American International Group Inc, the biggest U.S. commercial insurer by premiums, reported a bigger-than-expected quarterly operating loss, hurt by weak underwriting and lower returns on investments in a turbulent market.

Shares of the company, which boosted its share buyback program and dividend, fell 1 percent in after-hours trading.

AIG is facing pressure from activist investor Carl Icahn to split into three – an idea that has been rebuffed by Chief Executive Peter Hancock.

The company is cutting costs as its underwriting business struggles with falling rates for commercial property and casualty insurance.

The insurer, which has frozen its employee pension plan, is looking to cut its gross general operating expenses by another $1.6 billion by the end of 2017.

AIG reported an after-tax operating loss attributable to the company of $1.35 billion, or $1.10 per share, for the fourth quarter ended Dec. 31.

Analysts on average were estimating a loss of 93 cents per share, according to Thomson Reuters I/B/E/S.

The company’s commercial property and casualty insurance business, traditionally AIG’s forte, posted a pre-tax operating loss of $2.34 billion, as the company strengthened its reserves.

AIG added $3.6 billion pre-tax to its non-life loss reserves to cover shortfalls during the quarter.

Net Investment income at the unit fell about 34 percent to $730 million.

AIG, which traces its roots to a two-room office in Shanghai in 1919, said it would buy back an additional $5 billion of its shares and raised its quarterly dividend to 32 cents per share from 28 cents. AIG repurchased about $10.7 billion of shares in 2015.

The company’s catastrophe-related losses at its commercial property and casualty unit rose more than six-fold to $213 million.

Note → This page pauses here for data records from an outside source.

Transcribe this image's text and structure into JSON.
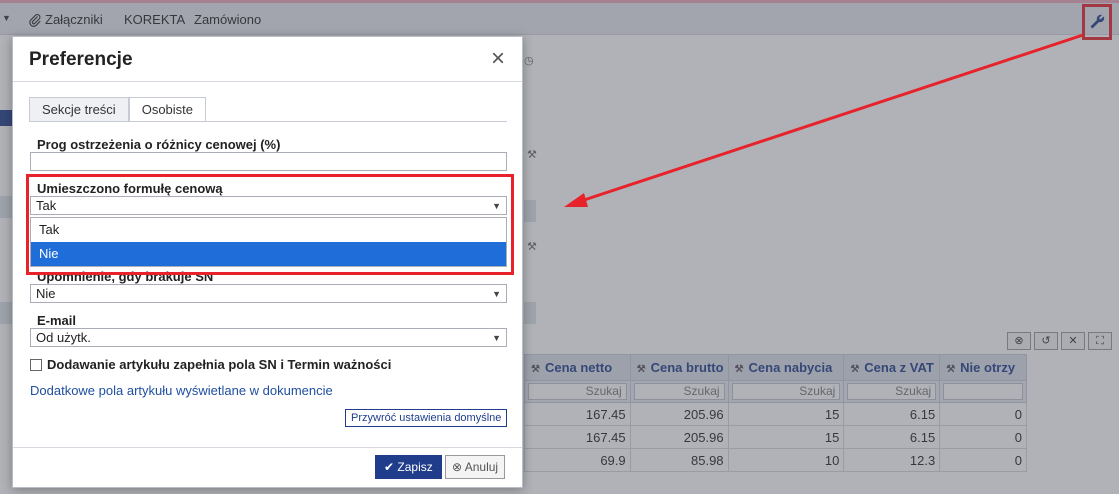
{
  "toolbar": {
    "attachments_label": "Załączniki",
    "korekta_label": "KOREKTA",
    "zamowiono_label": "Zamówiono"
  },
  "modal": {
    "title": "Preferencje",
    "tabs": [
      {
        "label": "Sekcje treści",
        "active": false
      },
      {
        "label": "Osobiste",
        "active": true
      }
    ],
    "fields": {
      "price_diff_label": "Prog ostrzeżenia o różnicy cenowej (%)",
      "price_diff_value": "",
      "formula_label": "Umieszczono formułę cenową",
      "formula_value": "Tak",
      "formula_options": [
        "Tak",
        "Nie"
      ],
      "formula_highlighted_option": "Nie",
      "sn_label": "Upomnienie, gdy brakuje SN",
      "sn_value": "Nie",
      "email_label": "E-mail",
      "email_value": "Od użytk."
    },
    "checkbox_label": "Dodawanie artykułu zapełnia pola SN i Termin ważności",
    "checkbox_checked": false,
    "link_text": "Dodatkowe pola artykułu wyświetlane w dokumencie",
    "restore_label": "Przywróć ustawienia domyślne",
    "save_label": "Zapisz",
    "cancel_label": "Anuluj"
  },
  "table": {
    "columns": [
      "Cena netto",
      "Cena brutto",
      "Cena nabycia",
      "Cena z VAT",
      "Nie otrzy"
    ],
    "search_placeholder": "Szukaj",
    "rows": [
      [
        "167.45",
        "205.96",
        "15",
        "6.15",
        "0"
      ],
      [
        "167.45",
        "205.96",
        "15",
        "6.15",
        "0"
      ],
      [
        "69.9",
        "85.98",
        "10",
        "12.3",
        "0"
      ]
    ]
  },
  "colors": {
    "accent": "#1f3d8a",
    "annotation": "#e8222a",
    "selected_option": "#1f6dd8"
  }
}
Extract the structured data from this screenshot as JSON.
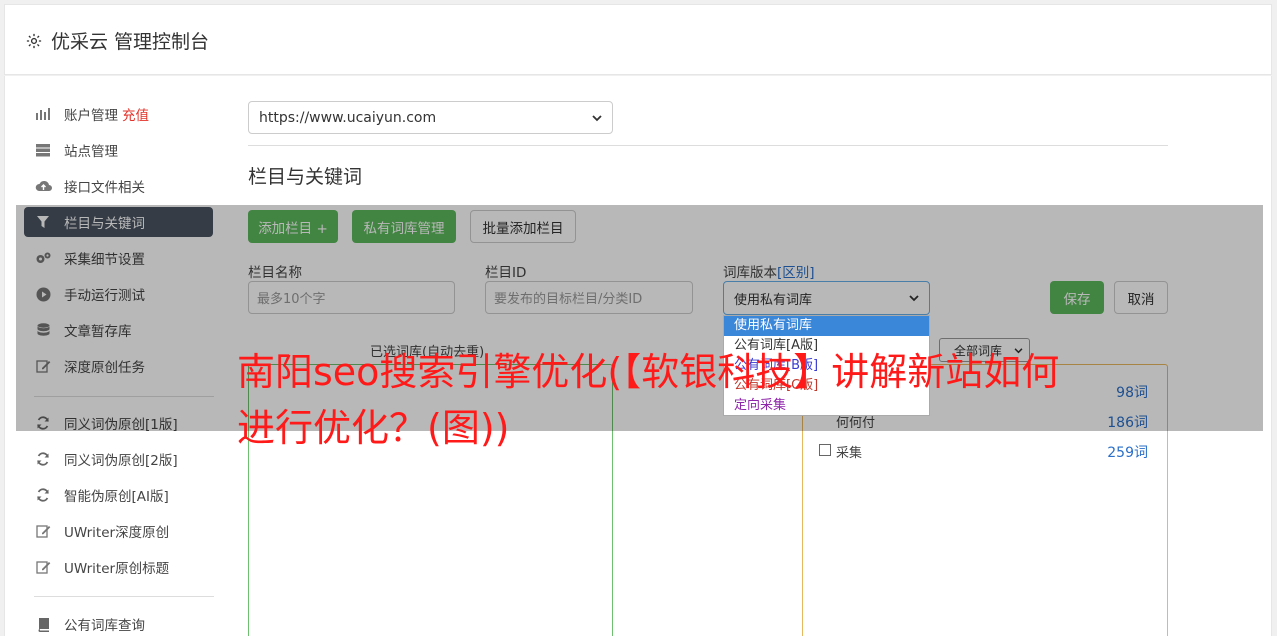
{
  "header": {
    "title": "优采云 管理控制台",
    "icon": "gear-icon"
  },
  "sidebar": {
    "items": [
      {
        "label": "账户管理",
        "badge": "充值",
        "icon": "bar-chart-icon"
      },
      {
        "label": "站点管理",
        "icon": "server-icon"
      },
      {
        "label": "接口文件相关",
        "icon": "cloud-upload-icon"
      },
      {
        "label": "栏目与关键词",
        "icon": "filter-icon",
        "active": true
      },
      {
        "label": "采集细节设置",
        "icon": "gears-icon"
      },
      {
        "label": "手动运行测试",
        "icon": "play-circle-icon"
      },
      {
        "label": "文章暂存库",
        "icon": "database-icon"
      },
      {
        "label": "深度原创任务",
        "icon": "edit-icon"
      },
      {
        "label": "同义词伪原创[1版]",
        "icon": "refresh-icon"
      },
      {
        "label": "同义词伪原创[2版]",
        "icon": "refresh-icon"
      },
      {
        "label": "智能伪原创[AI版]",
        "icon": "refresh-icon"
      },
      {
        "label": "UWriter深度原创",
        "icon": "edit-icon"
      },
      {
        "label": "UWriter原创标题",
        "icon": "edit-icon"
      },
      {
        "label": "公有词库查询",
        "icon": "book-icon"
      }
    ]
  },
  "site_select": {
    "value": "https://www.ucaiyun.com"
  },
  "section": {
    "title": "栏目与关键词"
  },
  "toolbar": {
    "add_column": "添加栏目 +",
    "private_lib": "私有词库管理",
    "batch_add": "批量添加栏目"
  },
  "form": {
    "name_label": "栏目名称",
    "name_placeholder": "最多10个字",
    "id_label": "栏目ID",
    "id_placeholder": "要发布的目标栏目/分类ID",
    "lib_label": "词库版本",
    "lib_label_link": "[区别]",
    "lib_value": "使用私有词库",
    "save": "保存",
    "cancel": "取消"
  },
  "dropdown": {
    "options": [
      {
        "label": "使用私有词库",
        "color": "#ffffff"
      },
      {
        "label": "公有词库[A版]",
        "color": "#333333"
      },
      {
        "label": "公有词库[B版]",
        "color": "#3a3ad0"
      },
      {
        "label": "公有词库[C版]",
        "color": "#c0392b"
      },
      {
        "label": "定向采集",
        "color": "#8e24aa"
      }
    ]
  },
  "boxes": {
    "left_header": "已选词库(自动去重)",
    "filter_value": "全部词库",
    "right_partial_label": "何何付",
    "right_item_label": "采集",
    "counts": [
      "98词",
      "186词",
      "259词"
    ]
  },
  "headline": "南阳seo搜索引擎优化(【软银科技】讲解新站如何进行优化？(图))"
}
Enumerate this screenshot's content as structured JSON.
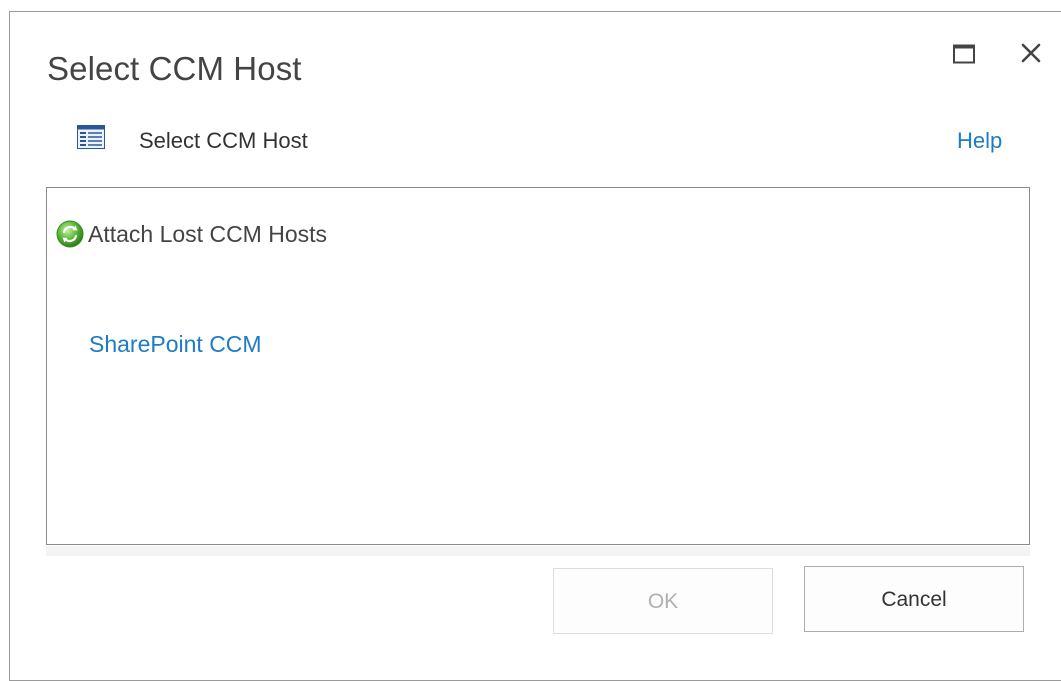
{
  "dialog": {
    "title": "Select CCM Host",
    "maximize_icon": "maximize-icon",
    "close_icon": "close-icon"
  },
  "page_header": {
    "icon": "list-page-icon",
    "label": "Select CCM Host",
    "help_label": "Help"
  },
  "host_list": {
    "attach": {
      "icon": "refresh-globe-icon",
      "label": "Attach Lost CCM Hosts"
    },
    "hosts": [
      {
        "label": "SharePoint CCM"
      }
    ]
  },
  "footer": {
    "ok_label": "OK",
    "ok_enabled": false,
    "cancel_label": "Cancel"
  },
  "colors": {
    "link": "#1e7bc4",
    "title_text": "#444444",
    "disabled_text": "#b0b0b0"
  }
}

The unit’s combined ratio jumped to 161.5 percent from 103.4 percent.

A ratio below 100 percent means an insurer earns more in premiums than it pays out in claims.

The company’s shares closed at $50.52 on the New York Stock Exchange.